## PROBLEM TO SOLVE
Where an entry holds an image, skip the image but reproduce the rest word for word.

## Extracted records
Start of Block

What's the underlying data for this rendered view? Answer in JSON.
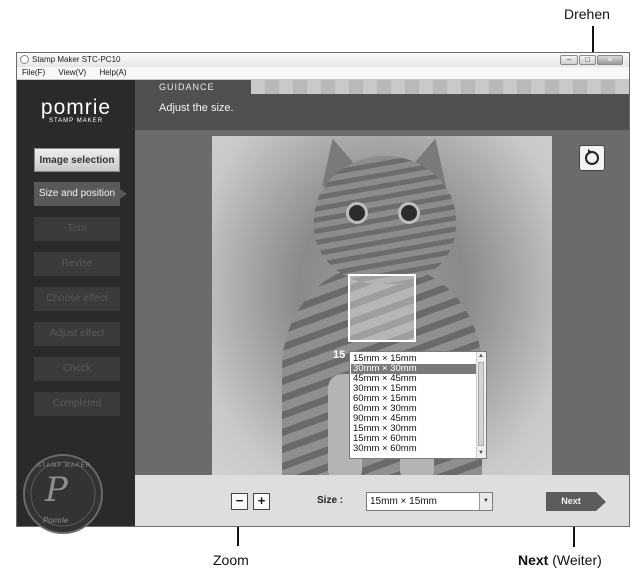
{
  "callouts": {
    "drehen": "Drehen",
    "zoom": "Zoom",
    "next_bold": "Next",
    "next_suffix": " (Weiter)"
  },
  "window": {
    "title": "Stamp Maker STC-PC10",
    "controls": [
      "–",
      "□",
      "×"
    ]
  },
  "menu": [
    "File(F)",
    "View(V)",
    "Help(A)"
  ],
  "logo": {
    "brand": "pomrie",
    "sub": "STAMP MAKER"
  },
  "steps": [
    {
      "label": "Image selection",
      "state": "done"
    },
    {
      "label": "Size and position",
      "state": "active"
    },
    {
      "label": "Trim",
      "state": "disabled"
    },
    {
      "label": "Revise",
      "state": "disabled"
    },
    {
      "label": "Choose effect",
      "state": "disabled"
    },
    {
      "label": "Adjust effect",
      "state": "disabled"
    },
    {
      "label": "Check",
      "state": "disabled"
    },
    {
      "label": "Completed",
      "state": "disabled"
    }
  ],
  "seal": {
    "top_text": "STAMP MAKER",
    "letter": "P",
    "bottom_text": "Pomrie"
  },
  "guidance": {
    "label": "GUIDANCE",
    "text": "Adjust the size."
  },
  "size_overlay": "15",
  "size_options": [
    "15mm × 15mm",
    "30mm × 30mm",
    "45mm × 45mm",
    "30mm × 15mm",
    "60mm × 15mm",
    "60mm × 30mm",
    "90mm × 45mm",
    "15mm × 30mm",
    "15mm × 60mm",
    "30mm × 60mm"
  ],
  "selected_option_index": 1,
  "bottom": {
    "zoom_out": "−",
    "zoom_in": "+",
    "size_label": "Size :",
    "size_value": "15mm × 15mm",
    "next_label": "Next"
  },
  "icons": {
    "rotate": "rotate-icon",
    "zoom_out": "minus-icon",
    "zoom_in": "plus-icon"
  }
}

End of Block

## SOLUTION TO THIS TASK
What's the underlying data for this rendered view? Answer in JSON.
{
  "callouts": {
    "drehen": "Drehen",
    "zoom": "Zoom",
    "next_bold": "Next",
    "next_suffix": " (Weiter)"
  },
  "window": {
    "title": "Stamp Maker STC-PC10",
    "controls": [
      "–",
      "□",
      "×"
    ]
  },
  "menu": [
    "File(F)",
    "View(V)",
    "Help(A)"
  ],
  "logo": {
    "brand": "pomrie",
    "sub": "STAMP MAKER"
  },
  "steps": [
    {
      "label": "Image selection",
      "state": "done"
    },
    {
      "label": "Size and position",
      "state": "active"
    },
    {
      "label": "Trim",
      "state": "disabled"
    },
    {
      "label": "Revise",
      "state": "disabled"
    },
    {
      "label": "Choose effect",
      "state": "disabled"
    },
    {
      "label": "Adjust effect",
      "state": "disabled"
    },
    {
      "label": "Check",
      "state": "disabled"
    },
    {
      "label": "Completed",
      "state": "disabled"
    }
  ],
  "seal": {
    "top_text": "STAMP MAKER",
    "letter": "P",
    "bottom_text": "Pomrie"
  },
  "guidance": {
    "label": "GUIDANCE",
    "text": "Adjust the size."
  },
  "size_overlay": "15",
  "size_options": [
    "15mm × 15mm",
    "30mm × 30mm",
    "45mm × 45mm",
    "30mm × 15mm",
    "60mm × 15mm",
    "60mm × 30mm",
    "90mm × 45mm",
    "15mm × 30mm",
    "15mm × 60mm",
    "30mm × 60mm"
  ],
  "selected_option_index": 1,
  "bottom": {
    "zoom_out": "−",
    "zoom_in": "+",
    "size_label": "Size :",
    "size_value": "15mm × 15mm",
    "next_label": "Next"
  },
  "icons": {
    "rotate": "rotate-icon",
    "zoom_out": "minus-icon",
    "zoom_in": "plus-icon"
  }
}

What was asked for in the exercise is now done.